You presumably desire a healthy love relationship if you have or want one, right? But what precisely is a healthy relationship? Well, it is debatable.
Because everyone’s requirements are varied, healthy relationships don’t look the same for everyone. Communication, sex, affection, space, common interests or ideas, and other aspects of your life may change with time. As a result, a relationship that works in your twenties may not be the same as the one you want in your thirties.
Relationships that may not conform to standard ideas of love can nonetheless be healthy. People who practice polyamory or ethical nonmonogamy, for example, may have a different definition of a good relationship than those who practice monogamy.
In a nutshell, “healthy relationship” is a wide phrase since what makes a relationship thrive is determined by the requirements of the individuals involved. In thriving partnerships, however, a few essential indicators stand out.
In a good relationship, partners communicate about what’s going on in their life, including their accomplishments, disappointments, and everything in between.
You should feel at ease discussing any difficulties that arise, ranging from little irritations like job or friend stress to more significant concerns like mental health symptoms or financial concerns.
Even if they disagree, they listen without passing judgment and then convey their point of view.
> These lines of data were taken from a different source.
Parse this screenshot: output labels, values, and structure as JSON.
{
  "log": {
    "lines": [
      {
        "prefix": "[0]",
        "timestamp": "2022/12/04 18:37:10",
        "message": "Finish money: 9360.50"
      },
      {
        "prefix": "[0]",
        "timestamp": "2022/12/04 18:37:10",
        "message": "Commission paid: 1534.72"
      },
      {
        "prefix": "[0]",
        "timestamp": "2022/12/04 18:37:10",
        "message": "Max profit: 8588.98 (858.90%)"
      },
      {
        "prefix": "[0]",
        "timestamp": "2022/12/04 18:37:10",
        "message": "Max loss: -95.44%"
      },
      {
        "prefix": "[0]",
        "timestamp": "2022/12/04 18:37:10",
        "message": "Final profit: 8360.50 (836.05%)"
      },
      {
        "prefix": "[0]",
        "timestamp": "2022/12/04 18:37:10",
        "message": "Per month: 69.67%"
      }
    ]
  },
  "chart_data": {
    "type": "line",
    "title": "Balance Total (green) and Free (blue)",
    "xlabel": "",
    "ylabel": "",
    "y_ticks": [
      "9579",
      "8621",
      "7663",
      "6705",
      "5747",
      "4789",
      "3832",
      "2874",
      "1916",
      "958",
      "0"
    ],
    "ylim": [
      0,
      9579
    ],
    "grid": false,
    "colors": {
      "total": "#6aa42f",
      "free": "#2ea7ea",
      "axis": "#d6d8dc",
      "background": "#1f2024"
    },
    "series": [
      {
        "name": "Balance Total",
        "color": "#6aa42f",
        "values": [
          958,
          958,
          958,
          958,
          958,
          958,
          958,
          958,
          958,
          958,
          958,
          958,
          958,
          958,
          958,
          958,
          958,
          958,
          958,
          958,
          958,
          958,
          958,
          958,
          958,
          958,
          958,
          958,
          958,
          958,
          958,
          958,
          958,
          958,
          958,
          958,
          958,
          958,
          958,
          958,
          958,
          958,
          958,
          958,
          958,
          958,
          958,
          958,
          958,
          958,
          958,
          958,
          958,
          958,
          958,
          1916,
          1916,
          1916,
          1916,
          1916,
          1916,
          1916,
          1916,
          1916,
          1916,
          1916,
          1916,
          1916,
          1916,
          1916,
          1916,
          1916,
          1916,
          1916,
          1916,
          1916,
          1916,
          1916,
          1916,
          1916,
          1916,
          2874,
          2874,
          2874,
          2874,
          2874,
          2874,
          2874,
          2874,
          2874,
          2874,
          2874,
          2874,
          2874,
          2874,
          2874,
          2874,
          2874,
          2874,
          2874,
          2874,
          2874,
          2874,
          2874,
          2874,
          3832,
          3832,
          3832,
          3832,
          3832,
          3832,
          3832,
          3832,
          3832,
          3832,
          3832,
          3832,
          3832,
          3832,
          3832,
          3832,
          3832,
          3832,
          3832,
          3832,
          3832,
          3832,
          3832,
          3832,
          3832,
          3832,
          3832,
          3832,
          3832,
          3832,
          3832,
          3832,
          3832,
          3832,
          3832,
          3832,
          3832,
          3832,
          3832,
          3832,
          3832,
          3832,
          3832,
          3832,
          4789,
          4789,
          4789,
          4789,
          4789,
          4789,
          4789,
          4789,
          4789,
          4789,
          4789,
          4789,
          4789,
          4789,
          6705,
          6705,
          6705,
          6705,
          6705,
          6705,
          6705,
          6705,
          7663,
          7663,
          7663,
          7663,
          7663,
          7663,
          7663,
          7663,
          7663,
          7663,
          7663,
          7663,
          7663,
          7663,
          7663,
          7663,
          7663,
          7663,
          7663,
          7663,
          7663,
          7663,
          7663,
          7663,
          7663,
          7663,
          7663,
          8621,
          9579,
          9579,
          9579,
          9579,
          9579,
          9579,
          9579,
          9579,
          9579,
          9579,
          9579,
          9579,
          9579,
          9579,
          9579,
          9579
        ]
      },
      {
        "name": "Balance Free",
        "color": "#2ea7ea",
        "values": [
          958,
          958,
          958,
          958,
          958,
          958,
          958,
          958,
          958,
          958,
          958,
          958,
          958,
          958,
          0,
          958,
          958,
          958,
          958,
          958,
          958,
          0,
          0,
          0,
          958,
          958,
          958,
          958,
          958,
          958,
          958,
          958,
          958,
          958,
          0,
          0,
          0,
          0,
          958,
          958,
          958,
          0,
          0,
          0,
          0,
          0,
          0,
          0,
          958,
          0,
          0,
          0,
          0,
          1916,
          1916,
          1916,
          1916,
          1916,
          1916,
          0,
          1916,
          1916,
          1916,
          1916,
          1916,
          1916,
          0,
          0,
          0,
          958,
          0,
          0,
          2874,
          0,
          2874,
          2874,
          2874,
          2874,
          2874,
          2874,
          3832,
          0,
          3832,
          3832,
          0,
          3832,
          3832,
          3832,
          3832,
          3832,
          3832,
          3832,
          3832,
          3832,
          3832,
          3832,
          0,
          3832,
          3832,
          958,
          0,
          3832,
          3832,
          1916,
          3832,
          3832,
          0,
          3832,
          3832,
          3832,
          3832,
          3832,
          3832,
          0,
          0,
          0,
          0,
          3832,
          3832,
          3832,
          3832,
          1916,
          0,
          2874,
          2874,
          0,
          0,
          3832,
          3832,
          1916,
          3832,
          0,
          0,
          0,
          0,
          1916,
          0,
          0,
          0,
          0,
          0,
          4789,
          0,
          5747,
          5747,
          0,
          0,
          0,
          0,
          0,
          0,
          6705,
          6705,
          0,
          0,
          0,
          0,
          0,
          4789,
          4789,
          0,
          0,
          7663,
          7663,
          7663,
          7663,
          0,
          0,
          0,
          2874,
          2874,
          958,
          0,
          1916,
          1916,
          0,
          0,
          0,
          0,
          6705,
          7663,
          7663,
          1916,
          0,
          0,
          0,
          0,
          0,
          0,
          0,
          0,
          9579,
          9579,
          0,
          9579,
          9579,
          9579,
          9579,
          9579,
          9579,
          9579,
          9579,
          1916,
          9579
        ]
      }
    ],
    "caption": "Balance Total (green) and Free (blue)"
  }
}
Communication is two-way. It’s critical that you get the impression that they will express their own problems or opinions when they arise.
Nonmonogamous couples may appreciate emotional check-ins and frequent communication about what’s going on with their other partners even more.
Time to yourself
Most people in good relationships emphasize spending time with each other, while the quantity of time spent together varies depending on personal needs, job and other responsibilities, living arrangements, and other factors.
However, you understand the need for personal space and time alone. Perhaps you’ll spend your time alone resting, following a hobby, or visiting friends or relatives.
Whatever you do, don’t feel obligated to spend every moment together or worry that spending time apart would harm your relationship.
Intimacy of the body
Intimacy is frequently associated with sex, although not necessarily. Sex is not something that everyone loves or desires. If you’re both on the same page about getting your needs fulfilled, your relationship may still be good without it.
If you don’t want to have sex, physical closeness might consist of kissing, embracing, snuggling, and sleeping together. Physical connection and bonding are crucial in any form of intimacy you share.
Your physical relationship is most likely healthy if you both like sex and:
- feel at ease initiating and discussing sex
- can accept rejection well
- talk about wants
- communicate your desire for more or less sex without fear of being judged.
Respecting sexual limits is also a part of a healthy connection. This includes When partners say no to sex or certain sexual behaviors, don’t put pressure on them, reveal details about other relationships and addressing the dangers of sexual activity
Lightheartedness or playfulness
When the mood strikes, it’s critical to schedule time for pleasure and spontaneity. It’s a positive indicator if you can joke and laugh together.
One or both of you may be affected by life’s problems or distress at times. This might momentarily alter the tone of your relationship, making it difficult to relate to each other in the manner you used to.
However, even in difficult times, being able to share lighter moments that help release tension enhances your connection.
Even in a good relationship, you and your partner will have arguments and feel disappointed or angry at times. That is very typical. It doesn’t always imply that your relationship is unhealthy.
It’s how you deal with disagreement that counts. You’re on the right route if you can discuss your disagreements gently, honestly, and respectfully.
Partners who approach disputes without condemnation or contempt are more likely to reach an agreement or solution.
Some red flags to watch out for
Your partnership should bring you joy, pleasure, and a sense of belonging. Your relationship may be in trouble if you feel more nervous, upset, or unhappy around your spouse.
Because the signs of a bad relationship can be so varied, this list isn’t exhaustive. However, it may assist in identifying certain potential difficulties.
- One of you is attempting to manipulate or transform the other.
- Your partner is inconsiderate of your limits and boundries
- You don’t have a lot of time together.
- The connection appears to be uneven.
- They talk harsh and derogatory things about you or others.
- You don’t feel heard in the relationship
- You’re terrified of voicing your dissatisfaction.
- Disagreements and debates are pointless.
While a shared passion for spelunking and a common love of Indian food may have helped you meet your spouse, these traits have nothing to do with maintaining a successful relationship over time.
At the end of the day, you should have faith in each other and feel secure in your relationship. You should have faith in your capacity to work together to learn and improve.
Trust your intuition and investigate what these sensations signify if you’re worried about your relationship or fear it’s not as strong as it once was. A therapist may advise you on whether you should put in more effort and when it’s time to move on.